Problem to work on: Every line in the data below that holds "JSON" should be found and copied.

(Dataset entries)
+ + +
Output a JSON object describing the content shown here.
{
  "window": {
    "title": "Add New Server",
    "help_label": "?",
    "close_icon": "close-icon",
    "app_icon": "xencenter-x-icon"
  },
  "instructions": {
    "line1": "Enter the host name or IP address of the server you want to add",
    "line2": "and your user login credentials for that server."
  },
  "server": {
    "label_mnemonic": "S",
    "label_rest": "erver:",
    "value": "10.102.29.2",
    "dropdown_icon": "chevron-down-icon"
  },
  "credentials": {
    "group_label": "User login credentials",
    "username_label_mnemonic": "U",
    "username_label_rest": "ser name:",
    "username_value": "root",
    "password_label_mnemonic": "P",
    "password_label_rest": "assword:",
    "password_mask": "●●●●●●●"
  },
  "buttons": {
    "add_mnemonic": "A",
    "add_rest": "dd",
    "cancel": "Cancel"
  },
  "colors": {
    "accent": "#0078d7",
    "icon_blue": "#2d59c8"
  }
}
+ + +
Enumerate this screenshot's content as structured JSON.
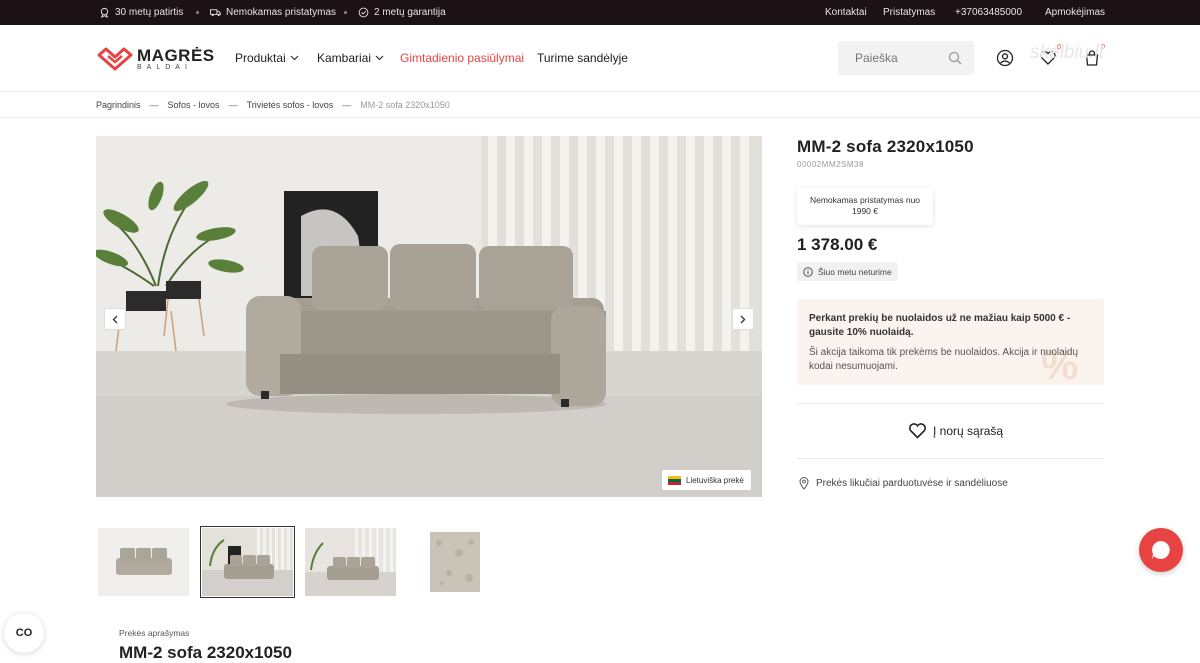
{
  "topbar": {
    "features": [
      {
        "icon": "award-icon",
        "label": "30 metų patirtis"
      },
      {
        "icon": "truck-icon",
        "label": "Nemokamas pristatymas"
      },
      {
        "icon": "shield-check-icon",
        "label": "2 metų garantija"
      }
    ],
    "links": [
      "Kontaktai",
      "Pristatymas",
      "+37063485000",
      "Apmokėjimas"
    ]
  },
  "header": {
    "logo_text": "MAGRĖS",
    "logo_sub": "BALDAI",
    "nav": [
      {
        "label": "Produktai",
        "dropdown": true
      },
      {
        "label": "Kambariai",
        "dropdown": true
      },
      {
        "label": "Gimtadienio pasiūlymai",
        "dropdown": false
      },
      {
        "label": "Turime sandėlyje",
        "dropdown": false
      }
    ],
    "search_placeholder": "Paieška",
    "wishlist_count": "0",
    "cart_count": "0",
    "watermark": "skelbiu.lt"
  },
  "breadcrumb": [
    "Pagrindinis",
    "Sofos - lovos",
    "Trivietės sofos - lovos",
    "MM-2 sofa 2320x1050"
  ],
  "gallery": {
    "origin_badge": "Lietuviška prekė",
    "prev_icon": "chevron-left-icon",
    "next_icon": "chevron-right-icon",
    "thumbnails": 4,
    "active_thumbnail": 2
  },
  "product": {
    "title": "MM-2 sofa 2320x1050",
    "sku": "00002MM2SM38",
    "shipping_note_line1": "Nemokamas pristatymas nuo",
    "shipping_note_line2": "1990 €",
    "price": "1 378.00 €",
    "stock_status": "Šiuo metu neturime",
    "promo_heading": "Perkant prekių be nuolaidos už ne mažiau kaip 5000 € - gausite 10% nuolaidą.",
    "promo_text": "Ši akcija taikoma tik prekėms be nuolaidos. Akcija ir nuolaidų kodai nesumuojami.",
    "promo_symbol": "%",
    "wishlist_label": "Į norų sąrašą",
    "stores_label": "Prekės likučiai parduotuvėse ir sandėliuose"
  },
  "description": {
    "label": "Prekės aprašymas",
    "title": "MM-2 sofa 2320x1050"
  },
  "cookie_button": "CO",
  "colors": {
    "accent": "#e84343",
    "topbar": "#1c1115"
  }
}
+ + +
Solution to this exercise:
Output a JSON object describing the content shown here.
Enumerate this screenshot's content as structured JSON.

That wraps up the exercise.